“I’m just… I’m tired of all the unnecessary pomp and circumstance.”
“Qix!” She scolded as she crept closer to sit at his side. “After two hundred and seventeen years, we finally have our independence. That is an amazing feat for our people.”
“WE are not independent, Otha. Out here? Out where the working class lives…” He bounced out of bed and paced the floor. Another boom, followed by an illuminated spray, briefly lit up their bedroom.
“It’s only been a few days. We don’t know how it is going to affect us yet. We need to be patient.”
“Hush, Qix! The kids.” Again he huffed in frustration.
Qix stood at the window, leaning against its sill, staring outside in silence. Otha waited as long as she could stand before climbing out of bed to snuggle up and put an arm around him.
“Tell me.” She sweetly coaxed. “What is really upsetting you?” When he didn’t respond, she slipped a finger under his chin lifting his violet eyes into view. “Qix.” She begged.
He took a deep breath and took her hands in his. “Mr. Theb called me into his office today…”
“Aaaand. He offered me a job.”
“It’s in the city, Otha. In the city with the new Regime…”

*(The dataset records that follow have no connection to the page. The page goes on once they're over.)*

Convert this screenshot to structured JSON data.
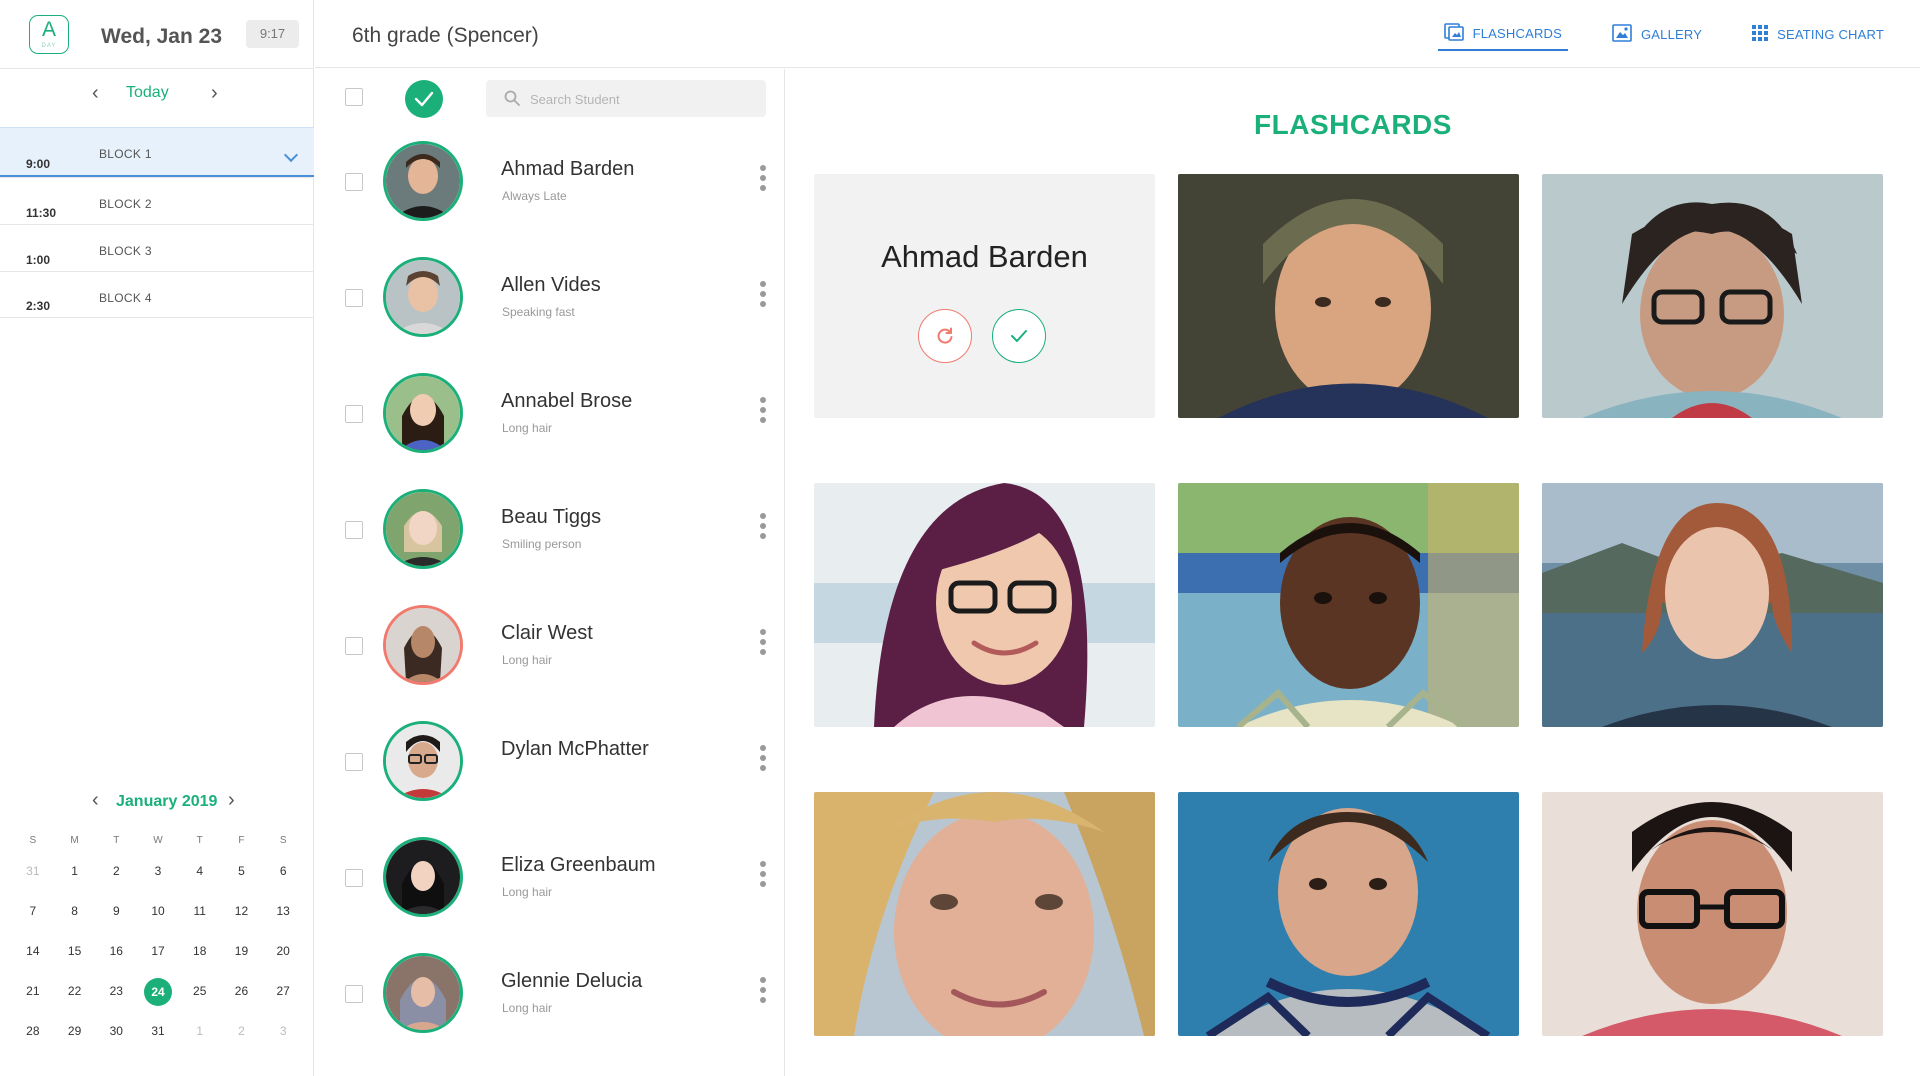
{
  "sidebar": {
    "badge_letter": "A",
    "badge_sub": "DAY",
    "date": "Wed, Jan 23",
    "clock": "9:17",
    "today_label": "Today",
    "blocks": [
      {
        "time": "9:00",
        "name": "BLOCK 1"
      },
      {
        "time": "11:30",
        "name": "BLOCK 2"
      },
      {
        "time": "1:00",
        "name": "BLOCK 3"
      },
      {
        "time": "2:30",
        "name": "BLOCK 4"
      }
    ],
    "calendar": {
      "month": "January 2019",
      "dow": [
        "S",
        "M",
        "T",
        "W",
        "T",
        "F",
        "S"
      ],
      "weeks": [
        [
          "31",
          "1",
          "2",
          "3",
          "4",
          "5",
          "6"
        ],
        [
          "7",
          "8",
          "9",
          "10",
          "11",
          "12",
          "13"
        ],
        [
          "14",
          "15",
          "16",
          "17",
          "18",
          "19",
          "20"
        ],
        [
          "21",
          "22",
          "23",
          "24",
          "25",
          "26",
          "27"
        ],
        [
          "28",
          "29",
          "30",
          "31",
          "1",
          "2",
          "3"
        ]
      ],
      "selected": "24"
    }
  },
  "header": {
    "class_title": "6th grade (Spencer)",
    "tabs": [
      {
        "label": "FLASHCARDS",
        "icon": "flashcards-icon"
      },
      {
        "label": "GALLERY",
        "icon": "gallery-icon"
      },
      {
        "label": "SEATING CHART",
        "icon": "grid-icon"
      }
    ]
  },
  "list": {
    "search_placeholder": "Search Student",
    "students": [
      {
        "name": "Ahmad Barden",
        "note": "Always Late"
      },
      {
        "name": "Allen Vides",
        "note": "Speaking fast"
      },
      {
        "name": "Annabel Brose",
        "note": "Long hair"
      },
      {
        "name": "Beau Tiggs",
        "note": "Smiling person"
      },
      {
        "name": "Clair West",
        "note": "Long hair"
      },
      {
        "name": "Dylan McPhatter",
        "note": ""
      },
      {
        "name": "Eliza Greenbaum",
        "note": "Long hair"
      },
      {
        "name": "Glennie Delucia",
        "note": "Long hair"
      }
    ]
  },
  "flashcards": {
    "title": "FLASHCARDS",
    "current_name": "Ahmad Barden"
  },
  "colors": {
    "accent_green": "#1bb07a",
    "accent_blue": "#2f7fd6",
    "alert_red": "#f07a6e"
  }
}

“Oh.” Otha now understood the worry that plagued her husband. As part of the agreement for allowing independence, Mars needed to allow their planet to be open to other worlds. Many people were excited at the prospect of learning from other species; to see what new milestones could be reached in science and industry. Otha knew to Qix, the Regime simply mean not just working with Martians. Qix would be thrown into a whole new setting with beings from other planets and other walks of life that were not his own.
“What did you tell him?” She asked.

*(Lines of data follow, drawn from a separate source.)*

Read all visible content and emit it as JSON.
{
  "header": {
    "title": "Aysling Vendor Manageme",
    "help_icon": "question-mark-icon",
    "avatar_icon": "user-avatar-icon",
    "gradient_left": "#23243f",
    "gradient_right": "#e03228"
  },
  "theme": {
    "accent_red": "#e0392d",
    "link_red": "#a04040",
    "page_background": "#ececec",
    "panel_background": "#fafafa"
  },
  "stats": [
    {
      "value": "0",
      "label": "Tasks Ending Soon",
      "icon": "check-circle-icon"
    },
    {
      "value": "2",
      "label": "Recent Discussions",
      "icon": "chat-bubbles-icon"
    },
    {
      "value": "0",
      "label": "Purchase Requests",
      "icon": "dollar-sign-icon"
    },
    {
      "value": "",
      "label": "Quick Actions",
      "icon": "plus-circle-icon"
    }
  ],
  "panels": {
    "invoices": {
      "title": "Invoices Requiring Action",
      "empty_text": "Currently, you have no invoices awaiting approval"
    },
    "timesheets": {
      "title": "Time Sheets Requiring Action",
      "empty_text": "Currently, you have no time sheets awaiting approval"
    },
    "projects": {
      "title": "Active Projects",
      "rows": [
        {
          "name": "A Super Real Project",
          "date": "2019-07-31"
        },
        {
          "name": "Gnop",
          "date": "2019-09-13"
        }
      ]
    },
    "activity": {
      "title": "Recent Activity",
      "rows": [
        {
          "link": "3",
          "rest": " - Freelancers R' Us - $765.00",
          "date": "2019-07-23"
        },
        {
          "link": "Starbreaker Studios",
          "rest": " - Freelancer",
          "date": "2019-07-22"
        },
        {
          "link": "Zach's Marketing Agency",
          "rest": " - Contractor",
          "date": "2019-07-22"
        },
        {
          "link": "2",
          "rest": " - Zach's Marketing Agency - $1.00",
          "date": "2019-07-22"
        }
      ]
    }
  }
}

“I … I told him I would think about it. I need to give him an answer in the morning.” He sat back on the edge of the bed again.

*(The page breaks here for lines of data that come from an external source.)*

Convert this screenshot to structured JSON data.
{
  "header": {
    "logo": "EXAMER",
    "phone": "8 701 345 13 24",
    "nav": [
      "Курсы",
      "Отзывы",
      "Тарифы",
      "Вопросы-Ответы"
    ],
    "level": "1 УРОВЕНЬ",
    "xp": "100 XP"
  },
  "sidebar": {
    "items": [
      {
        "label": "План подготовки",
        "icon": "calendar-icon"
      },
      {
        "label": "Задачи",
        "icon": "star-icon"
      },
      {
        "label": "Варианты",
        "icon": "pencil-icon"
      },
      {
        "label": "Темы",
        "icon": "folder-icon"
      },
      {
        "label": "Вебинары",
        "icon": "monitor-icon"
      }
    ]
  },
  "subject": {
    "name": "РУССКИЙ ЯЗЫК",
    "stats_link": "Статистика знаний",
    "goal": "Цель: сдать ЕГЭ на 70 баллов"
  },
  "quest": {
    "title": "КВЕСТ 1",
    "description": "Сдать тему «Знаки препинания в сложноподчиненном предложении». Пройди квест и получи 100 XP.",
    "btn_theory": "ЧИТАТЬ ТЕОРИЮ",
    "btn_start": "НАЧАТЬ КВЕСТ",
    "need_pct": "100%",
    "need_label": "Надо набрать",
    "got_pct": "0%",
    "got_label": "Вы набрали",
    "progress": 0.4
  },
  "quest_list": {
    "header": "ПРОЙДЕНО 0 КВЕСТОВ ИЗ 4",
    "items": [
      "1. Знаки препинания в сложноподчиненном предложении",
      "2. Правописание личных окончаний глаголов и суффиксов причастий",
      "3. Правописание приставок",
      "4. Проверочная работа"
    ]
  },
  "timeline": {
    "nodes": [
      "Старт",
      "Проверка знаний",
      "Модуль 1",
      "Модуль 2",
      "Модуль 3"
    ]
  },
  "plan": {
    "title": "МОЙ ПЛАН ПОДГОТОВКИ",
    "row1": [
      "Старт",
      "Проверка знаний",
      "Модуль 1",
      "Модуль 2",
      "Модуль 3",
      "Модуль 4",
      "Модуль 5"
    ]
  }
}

“And what will you tell him?”
“I don’t know, Otha… I know it means more money and I know it is good exposure, but…”
“But…” She forced the subject. He shook his head and sighed. “Qix. I only want you to be happy. If you aren’t going to be happy with this new job then tell Mr. Theb no.”
Qix looked at her with surprise.
“But, if you miss out on an opportunity to better your position and better your family because you’re –“ She stopped before uttering the words. Otha wanted to encourage, not emasculate.
She moved to sit in front of him and started again. “I know that this is something that you can do. And you’d be really good at it.”
Qix looked into the loving eyes of his wife as she smiled up at him. He didn’t want to disappoint her. He wanted to give her and their kids everything he didn’t have as a child. He wished his father had lived long enough to be a part of this. To see what the Martians had accomplished.
Suddenly, Neb and Behz burst through the door.
“Did you see that?!” Neb shouted as he pointed out the window.
“What are you two doing up?” Ohta asked.
“I told him not to come in here, Mom.” Behz crossed her arms and tapped two of her feet like a bossy big sister would. Qix snatched his daughter into his arms and hugged her tight.
“Well thank you, Miss Behz, for being such a good big sister.” He ruffled her fur and nuzzled her until she giggled.
Neb rolled his eyes and shook his head, turning his focus back to the window.
“Isn’t it exciting Dad?”
Qix smiled and looked knowingly at Otha. “Yes son, it certainly is.”